## WHAT YOU WILL DO:
An exact copy of each record is required.

[Data excerpts]
§ §

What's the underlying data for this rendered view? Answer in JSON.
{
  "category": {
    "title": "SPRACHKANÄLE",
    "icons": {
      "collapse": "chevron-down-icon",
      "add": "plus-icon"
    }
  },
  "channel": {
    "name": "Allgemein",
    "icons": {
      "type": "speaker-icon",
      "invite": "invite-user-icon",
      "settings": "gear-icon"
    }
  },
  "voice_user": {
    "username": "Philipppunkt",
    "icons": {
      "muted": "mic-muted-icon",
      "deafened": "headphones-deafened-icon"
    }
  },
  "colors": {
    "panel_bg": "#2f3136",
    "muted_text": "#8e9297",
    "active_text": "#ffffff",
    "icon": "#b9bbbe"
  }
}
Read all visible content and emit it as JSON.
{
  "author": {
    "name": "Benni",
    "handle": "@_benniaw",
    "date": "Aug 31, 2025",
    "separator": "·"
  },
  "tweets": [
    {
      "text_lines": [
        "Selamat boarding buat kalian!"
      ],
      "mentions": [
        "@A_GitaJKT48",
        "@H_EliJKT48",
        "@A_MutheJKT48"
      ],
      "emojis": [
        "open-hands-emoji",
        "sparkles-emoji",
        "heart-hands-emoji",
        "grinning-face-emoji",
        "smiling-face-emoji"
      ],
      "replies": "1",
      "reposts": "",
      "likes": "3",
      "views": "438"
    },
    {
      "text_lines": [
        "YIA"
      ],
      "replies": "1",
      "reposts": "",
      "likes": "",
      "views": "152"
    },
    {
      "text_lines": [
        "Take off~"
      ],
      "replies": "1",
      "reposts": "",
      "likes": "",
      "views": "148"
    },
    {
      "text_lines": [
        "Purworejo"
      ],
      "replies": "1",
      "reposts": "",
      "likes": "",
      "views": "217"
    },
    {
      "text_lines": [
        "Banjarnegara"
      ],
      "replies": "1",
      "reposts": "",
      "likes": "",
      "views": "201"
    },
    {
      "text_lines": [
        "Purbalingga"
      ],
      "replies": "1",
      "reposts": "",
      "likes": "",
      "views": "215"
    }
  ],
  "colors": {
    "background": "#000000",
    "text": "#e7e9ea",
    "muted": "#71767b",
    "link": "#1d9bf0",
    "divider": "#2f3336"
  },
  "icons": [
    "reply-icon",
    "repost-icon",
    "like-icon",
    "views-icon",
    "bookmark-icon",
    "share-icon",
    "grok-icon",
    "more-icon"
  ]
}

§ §

## SOLUTION FOR THIS PROBLEM:
What's the underlying data for this rendered view? Answer in JSON.
{
  "category": {
    "title": "SPRACHKANÄLE",
    "icons": {
      "collapse": "chevron-down-icon",
      "add": "plus-icon"
    }
  },
  "channel": {
    "name": "Allgemein",
    "icons": {
      "type": "speaker-icon",
      "invite": "invite-user-icon",
      "settings": "gear-icon"
    }
  },
  "voice_user": {
    "username": "Philipppunkt",
    "icons": {
      "muted": "mic-muted-icon",
      "deafened": "headphones-deafened-icon"
    }
  },
  "colors": {
    "panel_bg": "#2f3136",
    "muted_text": "#8e9297",
    "active_text": "#ffffff",
    "icon": "#b9bbbe"
  }
}
Read all visible content and emit it as JSON.
{
  "author": {
    "name": "Benni",
    "handle": "@_benniaw",
    "date": "Aug 31, 2025",
    "separator": "·"
  },
  "tweets": [
    {
      "text_lines": [
        "Selamat boarding buat kalian!"
      ],
      "mentions": [
        "@A_GitaJKT48",
        "@H_EliJKT48",
        "@A_MutheJKT48"
      ],
      "emojis": [
        "open-hands-emoji",
        "sparkles-emoji",
        "heart-hands-emoji",
        "grinning-face-emoji",
        "smiling-face-emoji"
      ],
      "replies": "1",
      "reposts": "",
      "likes": "3",
      "views": "438"
    },
    {
      "text_lines": [
        "YIA"
      ],
      "replies": "1",
      "reposts": "",
      "likes": "",
      "views": "152"
    },
    {
      "text_lines": [
        "Take off~"
      ],
      "replies": "1",
      "reposts": "",
      "likes": "",
      "views": "148"
    },
    {
      "text_lines": [
        "Purworejo"
      ],
      "replies": "1",
      "reposts": "",
      "likes": "",
      "views": "217"
    },
    {
      "text_lines": [
        "Banjarnegara"
      ],
      "replies": "1",
      "reposts": "",
      "likes": "",
      "views": "201"
    },
    {
      "text_lines": [
        "Purbalingga"
      ],
      "replies": "1",
      "reposts": "",
      "likes": "",
      "views": "215"
    }
  ],
  "colors": {
    "background": "#000000",
    "text": "#e7e9ea",
    "muted": "#71767b",
    "link": "#1d9bf0",
    "divider": "#2f3336"
  },
  "icons": [
    "reply-icon",
    "repost-icon",
    "like-icon",
    "views-icon",
    "bookmark-icon",
    "share-icon",
    "grok-icon",
    "more-icon"
  ]
}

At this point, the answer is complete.